_TO DO_: Every line below that holds "level" must be copied.

_DATA UNDER STUDY_:
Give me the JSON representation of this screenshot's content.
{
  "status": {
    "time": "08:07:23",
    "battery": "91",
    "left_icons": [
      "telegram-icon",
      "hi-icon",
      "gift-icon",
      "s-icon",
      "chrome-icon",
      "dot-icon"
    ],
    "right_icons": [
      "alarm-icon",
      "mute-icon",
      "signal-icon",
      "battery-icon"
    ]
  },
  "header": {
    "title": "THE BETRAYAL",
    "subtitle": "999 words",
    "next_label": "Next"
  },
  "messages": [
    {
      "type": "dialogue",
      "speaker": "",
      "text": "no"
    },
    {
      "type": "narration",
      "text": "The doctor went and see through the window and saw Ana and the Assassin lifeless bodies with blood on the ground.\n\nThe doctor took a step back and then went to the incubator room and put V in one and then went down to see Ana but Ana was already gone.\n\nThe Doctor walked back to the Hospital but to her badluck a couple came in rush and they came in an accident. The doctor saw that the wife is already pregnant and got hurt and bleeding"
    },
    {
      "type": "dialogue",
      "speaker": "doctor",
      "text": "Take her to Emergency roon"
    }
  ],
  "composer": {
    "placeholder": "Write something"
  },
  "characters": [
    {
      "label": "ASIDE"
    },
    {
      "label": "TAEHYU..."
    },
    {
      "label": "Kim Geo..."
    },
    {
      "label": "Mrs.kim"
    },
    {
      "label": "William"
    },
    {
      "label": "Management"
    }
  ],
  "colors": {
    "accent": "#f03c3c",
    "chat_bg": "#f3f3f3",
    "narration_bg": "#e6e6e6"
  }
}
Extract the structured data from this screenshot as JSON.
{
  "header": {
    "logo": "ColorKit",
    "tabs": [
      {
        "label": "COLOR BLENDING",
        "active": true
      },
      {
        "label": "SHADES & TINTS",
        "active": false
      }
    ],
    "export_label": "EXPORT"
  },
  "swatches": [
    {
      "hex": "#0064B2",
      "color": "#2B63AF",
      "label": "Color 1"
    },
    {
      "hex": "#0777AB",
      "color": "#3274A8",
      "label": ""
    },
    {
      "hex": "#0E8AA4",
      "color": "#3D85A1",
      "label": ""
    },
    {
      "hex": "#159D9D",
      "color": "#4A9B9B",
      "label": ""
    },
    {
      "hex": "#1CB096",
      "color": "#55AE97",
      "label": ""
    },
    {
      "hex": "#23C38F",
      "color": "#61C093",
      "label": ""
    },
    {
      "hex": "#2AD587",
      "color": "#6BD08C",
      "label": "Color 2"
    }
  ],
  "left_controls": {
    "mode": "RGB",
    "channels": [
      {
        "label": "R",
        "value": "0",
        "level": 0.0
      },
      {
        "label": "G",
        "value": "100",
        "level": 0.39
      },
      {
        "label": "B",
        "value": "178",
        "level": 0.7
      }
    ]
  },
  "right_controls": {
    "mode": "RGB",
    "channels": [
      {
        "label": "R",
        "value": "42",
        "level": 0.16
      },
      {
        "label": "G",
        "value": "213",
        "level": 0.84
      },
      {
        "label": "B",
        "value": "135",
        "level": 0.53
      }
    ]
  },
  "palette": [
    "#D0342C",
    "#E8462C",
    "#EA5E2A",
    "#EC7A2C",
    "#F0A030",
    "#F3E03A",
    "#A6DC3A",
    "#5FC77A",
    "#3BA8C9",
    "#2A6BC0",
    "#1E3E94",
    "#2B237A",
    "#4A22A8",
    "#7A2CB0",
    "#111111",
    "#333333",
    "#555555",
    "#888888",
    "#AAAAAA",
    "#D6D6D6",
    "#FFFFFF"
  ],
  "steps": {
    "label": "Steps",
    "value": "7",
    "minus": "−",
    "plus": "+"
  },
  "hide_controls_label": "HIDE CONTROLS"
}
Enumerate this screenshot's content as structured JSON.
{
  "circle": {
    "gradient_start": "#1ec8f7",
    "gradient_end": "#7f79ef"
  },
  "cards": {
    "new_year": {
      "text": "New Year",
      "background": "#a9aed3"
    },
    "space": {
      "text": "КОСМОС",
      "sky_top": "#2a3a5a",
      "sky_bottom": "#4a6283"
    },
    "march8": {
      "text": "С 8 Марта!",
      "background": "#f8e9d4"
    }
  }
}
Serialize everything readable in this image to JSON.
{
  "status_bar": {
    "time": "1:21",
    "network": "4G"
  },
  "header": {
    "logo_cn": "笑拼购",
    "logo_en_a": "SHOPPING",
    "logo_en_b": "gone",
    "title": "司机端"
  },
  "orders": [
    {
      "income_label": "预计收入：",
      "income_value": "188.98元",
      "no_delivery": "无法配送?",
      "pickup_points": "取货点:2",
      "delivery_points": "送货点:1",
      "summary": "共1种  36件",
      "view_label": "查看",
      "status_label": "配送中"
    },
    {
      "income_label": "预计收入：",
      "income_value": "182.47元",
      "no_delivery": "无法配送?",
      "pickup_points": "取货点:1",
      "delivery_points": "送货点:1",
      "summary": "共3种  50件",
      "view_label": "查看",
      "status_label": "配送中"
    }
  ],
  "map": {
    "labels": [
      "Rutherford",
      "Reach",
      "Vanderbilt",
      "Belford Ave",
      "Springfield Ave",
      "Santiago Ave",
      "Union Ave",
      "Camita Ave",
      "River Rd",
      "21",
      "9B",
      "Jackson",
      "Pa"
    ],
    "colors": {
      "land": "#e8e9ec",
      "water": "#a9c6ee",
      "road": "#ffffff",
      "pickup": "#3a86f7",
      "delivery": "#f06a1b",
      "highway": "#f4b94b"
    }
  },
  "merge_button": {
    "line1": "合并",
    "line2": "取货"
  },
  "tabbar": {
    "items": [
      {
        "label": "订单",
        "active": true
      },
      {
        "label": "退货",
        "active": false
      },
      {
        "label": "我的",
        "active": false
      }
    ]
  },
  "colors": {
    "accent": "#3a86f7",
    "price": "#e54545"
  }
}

_RESPONSE BOX_:
        "level": 0.0
        "level": 0.39
        "level": 0.7
        "level": 0.16
        "level": 0.84
        "level": 0.53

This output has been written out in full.